# WHAT THE TASK REQUIRES:
Which of the lines below include "frps"? Each one should be copied out.
[[ RECORDS SHOWN, beginning ]]
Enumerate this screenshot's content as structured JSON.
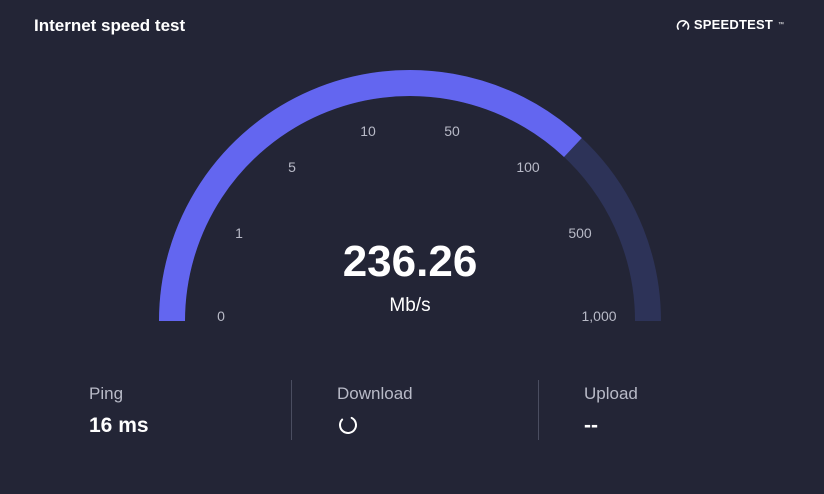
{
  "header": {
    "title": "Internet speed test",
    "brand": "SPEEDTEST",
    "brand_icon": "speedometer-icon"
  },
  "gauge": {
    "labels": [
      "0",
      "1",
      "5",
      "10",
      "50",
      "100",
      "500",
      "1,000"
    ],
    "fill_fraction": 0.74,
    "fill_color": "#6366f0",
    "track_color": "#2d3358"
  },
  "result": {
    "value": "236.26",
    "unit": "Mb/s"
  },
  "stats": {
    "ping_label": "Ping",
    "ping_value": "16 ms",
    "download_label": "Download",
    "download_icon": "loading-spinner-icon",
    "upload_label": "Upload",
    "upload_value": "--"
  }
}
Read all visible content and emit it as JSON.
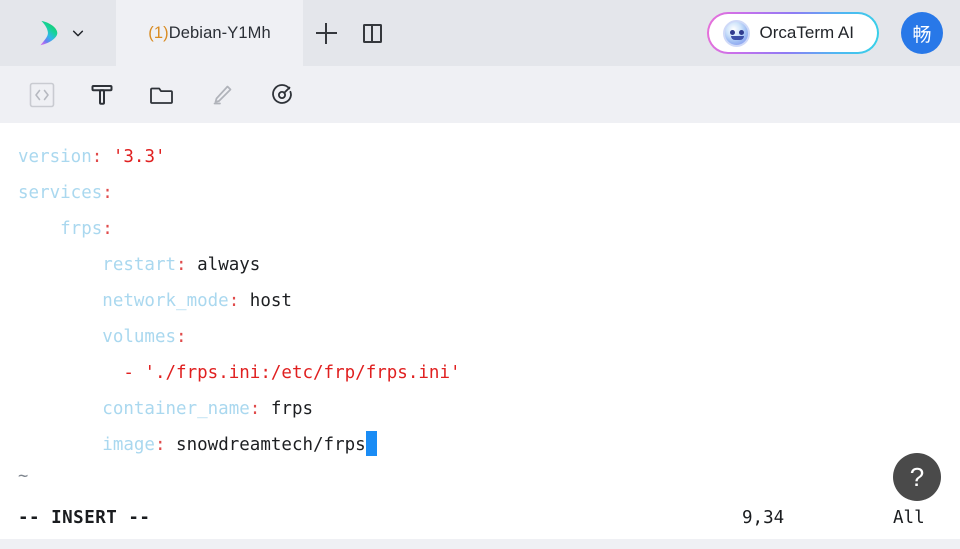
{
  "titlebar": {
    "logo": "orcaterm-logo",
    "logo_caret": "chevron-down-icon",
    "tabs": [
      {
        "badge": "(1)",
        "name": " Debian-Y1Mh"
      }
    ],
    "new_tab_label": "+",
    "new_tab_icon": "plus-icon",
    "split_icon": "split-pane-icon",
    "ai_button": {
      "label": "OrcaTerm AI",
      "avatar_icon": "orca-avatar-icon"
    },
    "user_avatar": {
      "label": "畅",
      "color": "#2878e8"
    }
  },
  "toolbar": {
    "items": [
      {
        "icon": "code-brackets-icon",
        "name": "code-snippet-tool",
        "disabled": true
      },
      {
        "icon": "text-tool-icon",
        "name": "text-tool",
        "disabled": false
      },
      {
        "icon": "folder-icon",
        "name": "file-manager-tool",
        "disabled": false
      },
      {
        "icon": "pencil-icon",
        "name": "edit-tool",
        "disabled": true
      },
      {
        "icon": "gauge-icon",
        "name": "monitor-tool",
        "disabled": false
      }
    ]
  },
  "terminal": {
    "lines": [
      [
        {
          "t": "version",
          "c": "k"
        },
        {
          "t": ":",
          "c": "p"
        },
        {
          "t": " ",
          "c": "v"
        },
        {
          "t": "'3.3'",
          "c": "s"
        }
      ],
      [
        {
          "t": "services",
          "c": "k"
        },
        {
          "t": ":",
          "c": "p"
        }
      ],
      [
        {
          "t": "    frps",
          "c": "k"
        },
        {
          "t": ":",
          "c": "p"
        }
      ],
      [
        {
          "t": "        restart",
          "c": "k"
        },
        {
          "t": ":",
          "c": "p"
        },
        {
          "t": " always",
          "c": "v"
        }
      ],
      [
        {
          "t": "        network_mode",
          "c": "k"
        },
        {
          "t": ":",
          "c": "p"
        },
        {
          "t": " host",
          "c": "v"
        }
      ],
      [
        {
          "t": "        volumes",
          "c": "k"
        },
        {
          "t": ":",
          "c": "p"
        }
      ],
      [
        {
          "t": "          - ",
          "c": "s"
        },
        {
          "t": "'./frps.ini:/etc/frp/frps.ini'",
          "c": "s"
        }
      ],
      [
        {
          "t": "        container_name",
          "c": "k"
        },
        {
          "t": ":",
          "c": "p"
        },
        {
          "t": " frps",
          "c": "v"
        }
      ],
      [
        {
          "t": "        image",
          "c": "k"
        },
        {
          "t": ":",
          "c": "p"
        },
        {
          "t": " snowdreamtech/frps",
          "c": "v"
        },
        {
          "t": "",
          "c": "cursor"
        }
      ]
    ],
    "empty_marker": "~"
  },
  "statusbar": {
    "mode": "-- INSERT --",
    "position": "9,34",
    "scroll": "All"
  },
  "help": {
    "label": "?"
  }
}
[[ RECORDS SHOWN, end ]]
# TASK SOLUTION:
          "t": "    frps",
          "t": "'./frps.ini:/etc/frp/frps.ini'",
          "t": " frps",
          "t": " snowdreamtech/frps",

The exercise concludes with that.